Source records:
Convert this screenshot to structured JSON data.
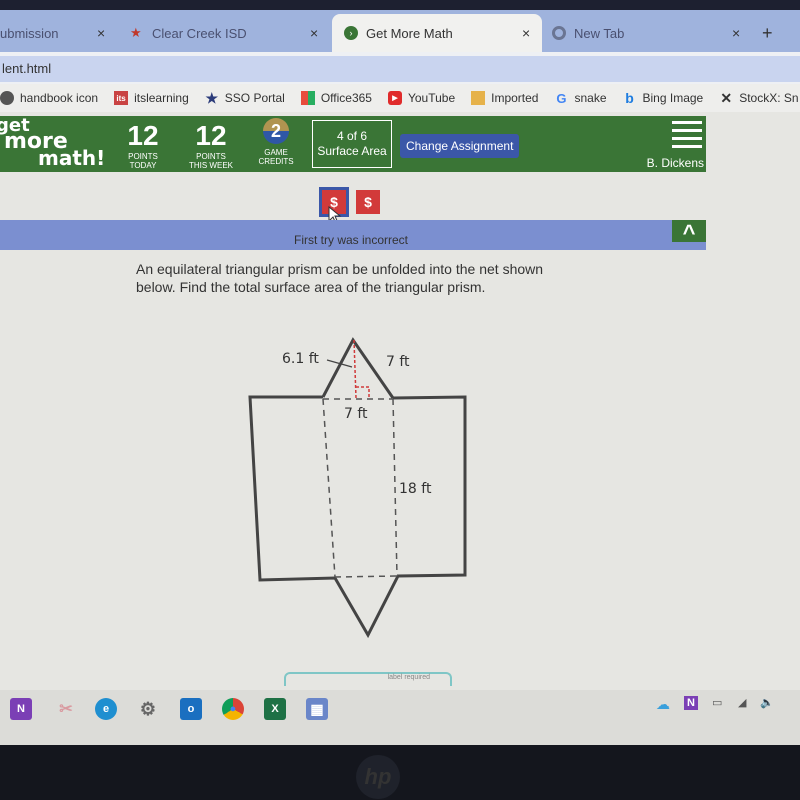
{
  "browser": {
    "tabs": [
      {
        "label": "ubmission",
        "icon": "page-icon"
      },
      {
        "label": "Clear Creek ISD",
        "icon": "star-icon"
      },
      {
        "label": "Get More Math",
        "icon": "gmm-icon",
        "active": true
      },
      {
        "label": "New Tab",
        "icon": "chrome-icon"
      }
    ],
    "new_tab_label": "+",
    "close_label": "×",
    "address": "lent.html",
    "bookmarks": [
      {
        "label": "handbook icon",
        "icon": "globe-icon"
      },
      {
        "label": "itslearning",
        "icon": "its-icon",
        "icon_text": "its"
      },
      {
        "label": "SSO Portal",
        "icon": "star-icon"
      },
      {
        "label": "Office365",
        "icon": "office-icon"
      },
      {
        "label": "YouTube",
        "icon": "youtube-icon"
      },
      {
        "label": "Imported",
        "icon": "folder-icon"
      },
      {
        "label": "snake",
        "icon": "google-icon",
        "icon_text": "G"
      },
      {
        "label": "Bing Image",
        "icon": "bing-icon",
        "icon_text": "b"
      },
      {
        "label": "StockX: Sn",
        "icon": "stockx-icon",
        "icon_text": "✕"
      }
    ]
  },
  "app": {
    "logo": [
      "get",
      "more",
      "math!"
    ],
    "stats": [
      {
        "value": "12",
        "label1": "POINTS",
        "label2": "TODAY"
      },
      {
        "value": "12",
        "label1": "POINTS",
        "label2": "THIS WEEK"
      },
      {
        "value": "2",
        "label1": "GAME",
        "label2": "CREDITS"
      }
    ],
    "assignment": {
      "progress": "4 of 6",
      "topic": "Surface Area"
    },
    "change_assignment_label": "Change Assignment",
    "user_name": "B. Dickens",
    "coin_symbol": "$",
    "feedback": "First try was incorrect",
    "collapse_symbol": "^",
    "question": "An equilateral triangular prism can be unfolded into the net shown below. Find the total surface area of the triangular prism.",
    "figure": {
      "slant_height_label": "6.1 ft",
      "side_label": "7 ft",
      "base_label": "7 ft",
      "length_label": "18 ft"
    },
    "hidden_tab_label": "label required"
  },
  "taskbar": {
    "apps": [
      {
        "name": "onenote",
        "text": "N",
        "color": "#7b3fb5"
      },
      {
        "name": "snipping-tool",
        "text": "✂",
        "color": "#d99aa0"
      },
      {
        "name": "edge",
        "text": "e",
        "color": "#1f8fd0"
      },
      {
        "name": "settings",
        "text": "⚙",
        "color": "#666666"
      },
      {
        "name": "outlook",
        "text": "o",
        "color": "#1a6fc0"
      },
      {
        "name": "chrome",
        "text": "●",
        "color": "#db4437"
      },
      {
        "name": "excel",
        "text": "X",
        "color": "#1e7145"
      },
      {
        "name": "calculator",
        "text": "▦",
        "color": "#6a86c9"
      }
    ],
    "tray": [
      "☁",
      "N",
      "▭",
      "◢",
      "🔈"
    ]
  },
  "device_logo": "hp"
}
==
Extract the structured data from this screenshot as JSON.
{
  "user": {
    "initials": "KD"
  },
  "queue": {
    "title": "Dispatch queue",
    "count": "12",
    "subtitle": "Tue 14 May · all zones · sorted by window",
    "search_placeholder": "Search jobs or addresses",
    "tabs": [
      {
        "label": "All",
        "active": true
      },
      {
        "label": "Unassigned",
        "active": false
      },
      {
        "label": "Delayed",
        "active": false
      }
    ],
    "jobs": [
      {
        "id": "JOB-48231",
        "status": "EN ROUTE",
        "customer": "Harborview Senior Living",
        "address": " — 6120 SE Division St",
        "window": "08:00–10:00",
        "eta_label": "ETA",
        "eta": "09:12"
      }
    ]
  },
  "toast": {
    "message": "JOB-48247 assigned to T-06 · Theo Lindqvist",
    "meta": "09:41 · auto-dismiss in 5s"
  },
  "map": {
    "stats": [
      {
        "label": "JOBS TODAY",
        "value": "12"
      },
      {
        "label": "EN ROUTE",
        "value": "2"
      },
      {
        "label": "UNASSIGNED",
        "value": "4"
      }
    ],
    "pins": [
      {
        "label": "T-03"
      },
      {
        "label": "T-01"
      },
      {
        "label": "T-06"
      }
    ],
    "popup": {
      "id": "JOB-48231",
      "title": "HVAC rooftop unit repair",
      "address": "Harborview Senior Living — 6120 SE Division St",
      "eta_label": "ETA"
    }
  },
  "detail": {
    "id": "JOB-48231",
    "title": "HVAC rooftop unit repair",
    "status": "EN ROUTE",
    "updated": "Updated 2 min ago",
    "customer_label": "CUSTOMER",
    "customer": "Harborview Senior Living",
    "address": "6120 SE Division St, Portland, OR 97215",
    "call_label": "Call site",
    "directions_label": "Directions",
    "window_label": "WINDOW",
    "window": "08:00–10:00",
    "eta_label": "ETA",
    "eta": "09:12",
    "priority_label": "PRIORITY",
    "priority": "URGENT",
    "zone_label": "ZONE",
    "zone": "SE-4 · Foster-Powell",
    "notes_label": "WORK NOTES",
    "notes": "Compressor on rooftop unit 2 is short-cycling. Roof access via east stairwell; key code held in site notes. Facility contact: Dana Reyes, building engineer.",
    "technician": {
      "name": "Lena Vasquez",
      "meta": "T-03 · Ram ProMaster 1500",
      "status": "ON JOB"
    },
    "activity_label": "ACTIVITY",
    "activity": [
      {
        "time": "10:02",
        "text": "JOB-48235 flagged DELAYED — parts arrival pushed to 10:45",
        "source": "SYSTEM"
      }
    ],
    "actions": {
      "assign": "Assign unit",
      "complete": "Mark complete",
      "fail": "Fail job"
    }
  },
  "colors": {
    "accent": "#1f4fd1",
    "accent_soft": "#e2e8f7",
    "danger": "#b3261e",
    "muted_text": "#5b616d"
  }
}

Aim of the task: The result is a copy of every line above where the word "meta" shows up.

Written response:
    "meta": "09:41 · auto-dismiss in 5s"
      "meta": "T-03 · Ram ProMaster 1500",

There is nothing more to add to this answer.